The Guardian - September 28, 2010
The footage on North Korean television screens offers images of the good life, apparently unaltered for years. But change is coming to this isolated and bizarre dictatorship, as the world's first communist dynasty prepares to transfer power to its third generation.
Like everything in this country, the move is shrouded in mystery. But the people are already being groomed for a transition, supporting the widespread belief that the leader, Kim Jong-il, will use today's Workers Party assembly to signal he has chosen his youngest son to succeed him.
One Pyongyang student says there is already a song dedicated to the heir apparent. "We were told at university that Kim Jong-un is very intelligent, that he has a military background, and that he is very young," says the young woman.
Many others seem to know his name, even though there is a reluctance to discuss the matter – at least with foreigners.
His father's gradual rise was equally well veiled, sealed only at the party's 1980 gathering: its last until this year. This meeting could take anywhere between three days and almost three weeks, to judge from previous events.
Seoul-based Yonhap news agency has also reported that the North may be preparing a record military parade, citing South Korean government sources. As many as 10,000 soldiers may march alongside missiles and armoured vehicles to mark the party's assembly or its 65th anniversary next month.
Kim Jong-un's rise is unlike that of his 68-year-old father's in one crucial regard: time is not on his side. The elder Kim had years of experience dealing with the party and the powerful military before his father's death in 1994. Yet he appears to have neglected his own succession plans until reportedly suffering a stroke two years ago.
His apparent frailty is, of course, a strictly taboo topic in Pyongyang. "Our leader is in good shape and is energetic," said a guide.
The family's personality cult is apparent everywhere.
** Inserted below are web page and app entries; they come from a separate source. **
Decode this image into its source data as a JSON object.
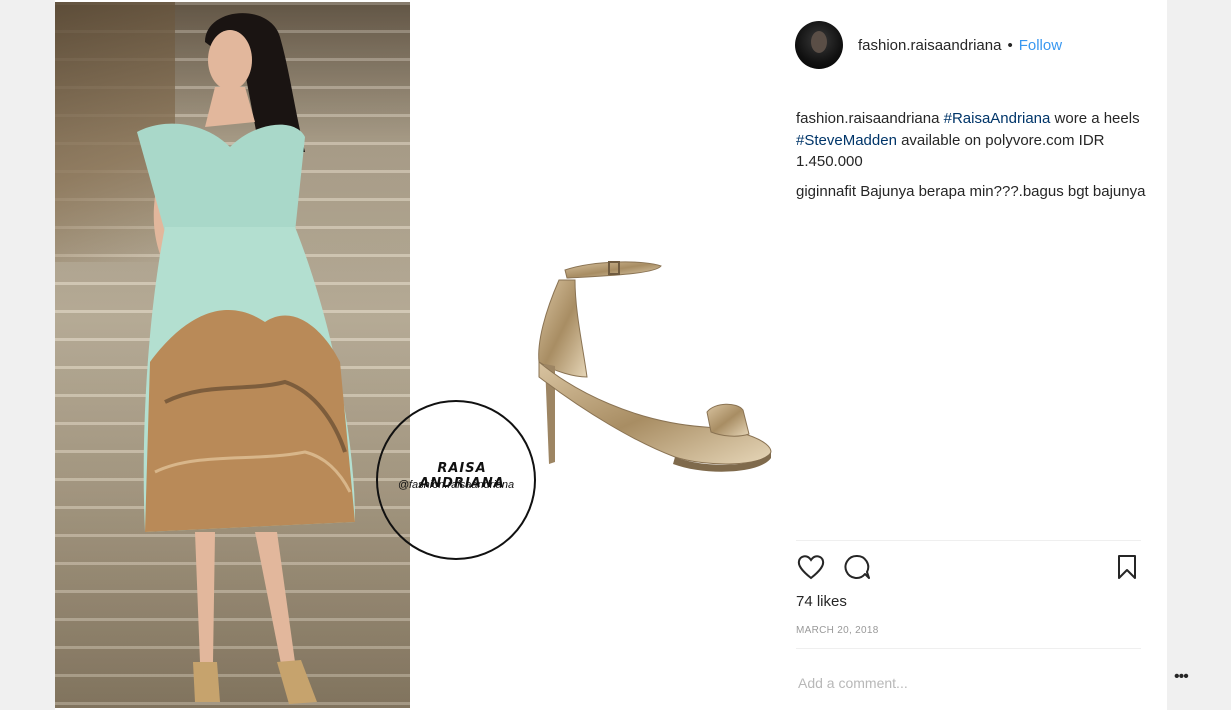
{
  "media": {
    "watermark_brand": "RAISA ANDRIANA",
    "watermark_handle": "@fashion.raisaandriana"
  },
  "header": {
    "username": "fashion.raisaandriana",
    "separator": "•",
    "follow_label": "Follow"
  },
  "caption": {
    "username": "fashion.raisaandriana",
    "tag1": "#RaisaAndriana",
    "text1": " wore a heels ",
    "tag2": "#SteveMadden",
    "text2": " available on polyvore.com IDR 1.450.000"
  },
  "comments": [
    {
      "username": "giginnafit",
      "text": " Bajunya berapa min???.bagus bgt bajunya"
    }
  ],
  "actions": {
    "like_icon": "heart-icon",
    "comment_icon": "speech-bubble-icon",
    "save_icon": "bookmark-icon"
  },
  "likes": "74 likes",
  "date": "MARCH 20, 2018",
  "add_comment": {
    "placeholder": "Add a comment..."
  },
  "more_label": "•••"
}
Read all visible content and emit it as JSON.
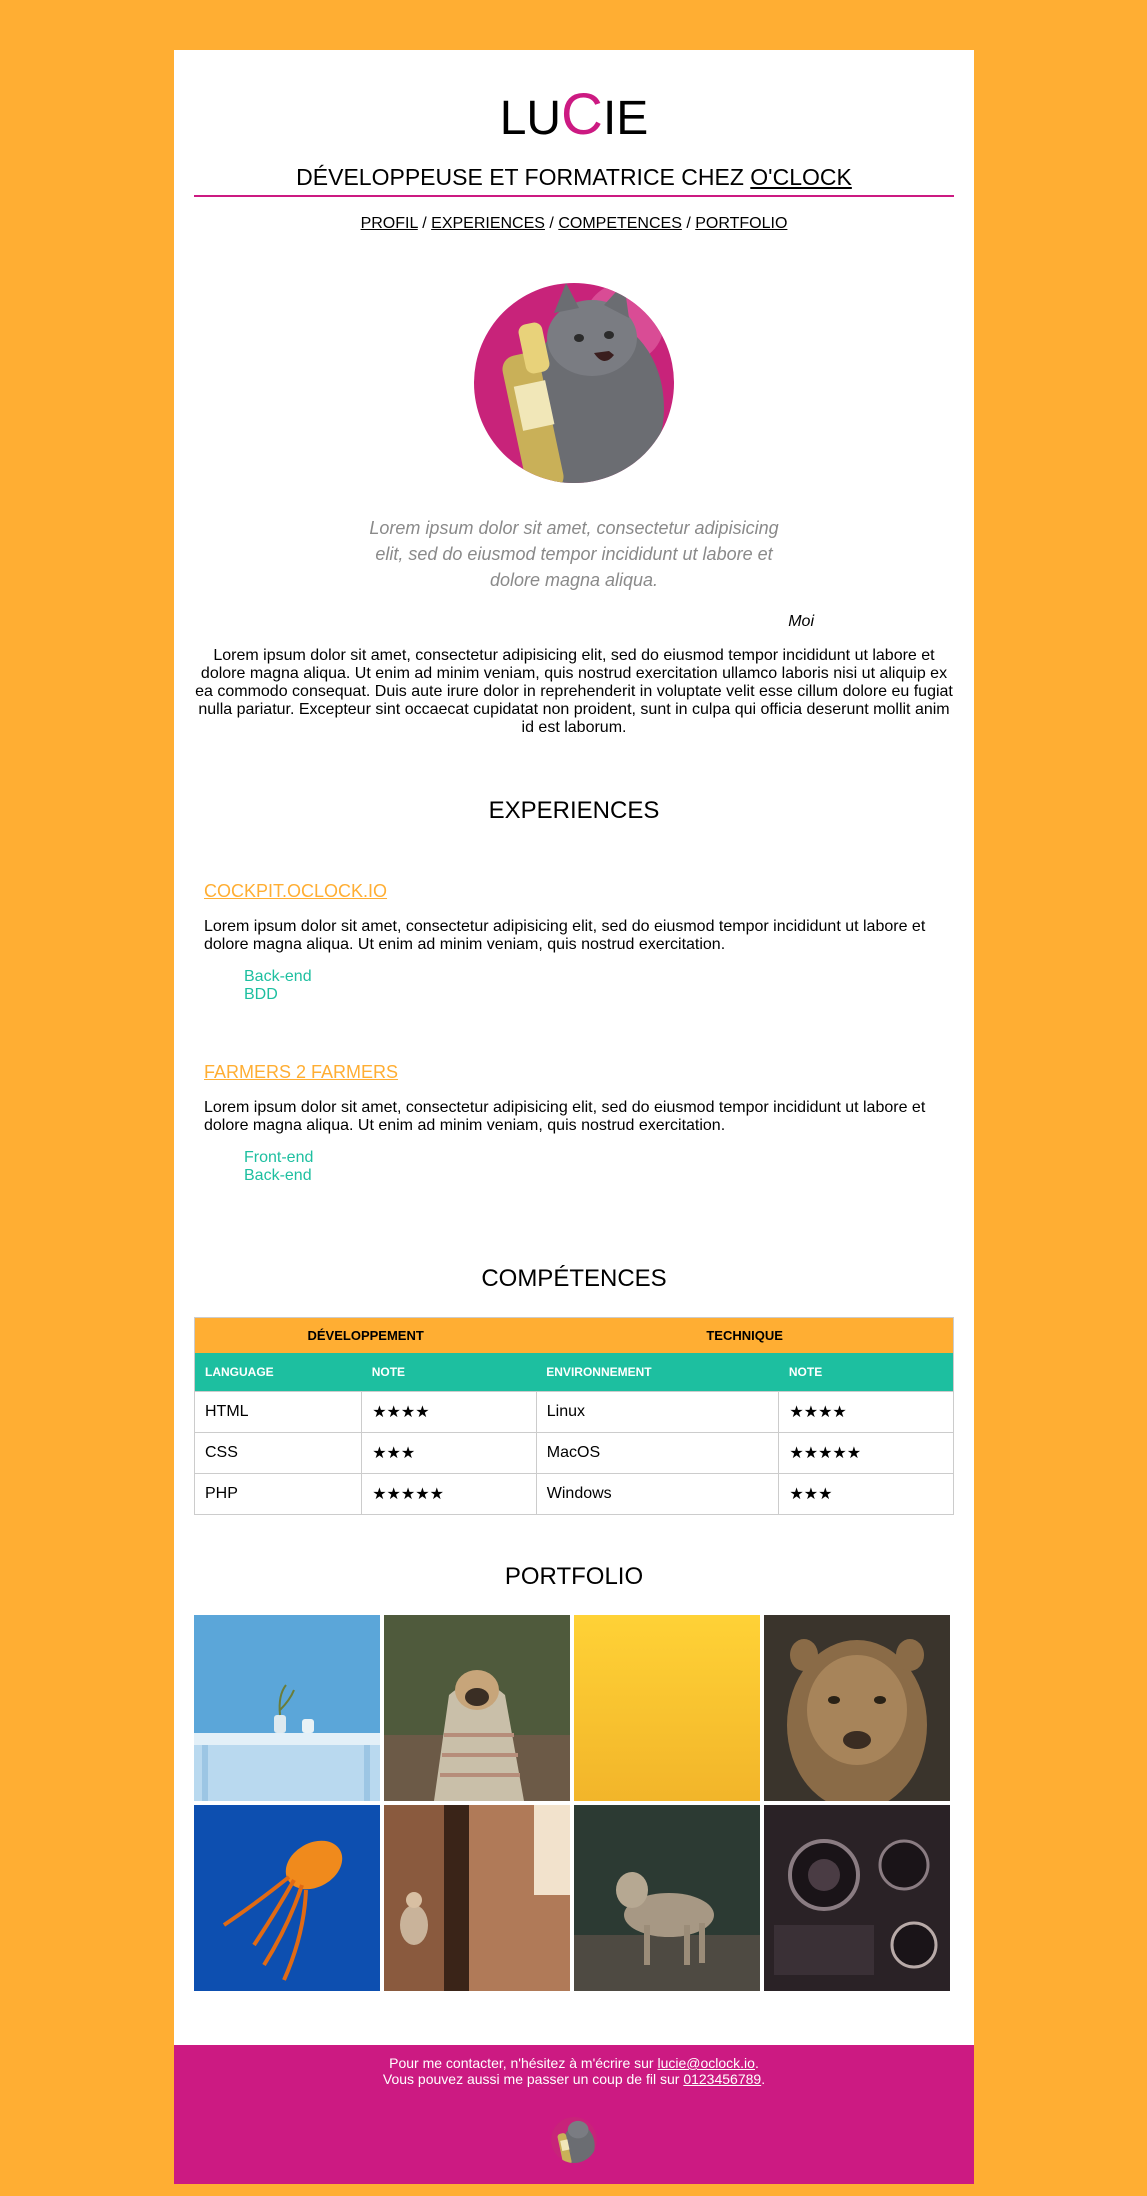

The viewing conditions at the mausoleum of the country's founder, Kim Il-sung, are so strict that shoes are mechanically cleaned and blowers remove dust from visitors' clothes before they can enter and view his embalmed body.
Everybody over 13 wears a Kim Il-sung lapel pin and secondary school pupils spend a sixth of their lessons studying the thoughts of their leaders.
They are taught to believe that their country stands out among nations, and that life is better there than anywhere else. "We envy nothing in the world," children sing in a propaganda film.
Yet the country is an international pariah that spends vast sums on its military, even though the people have suffered from hunger and poverty for decades.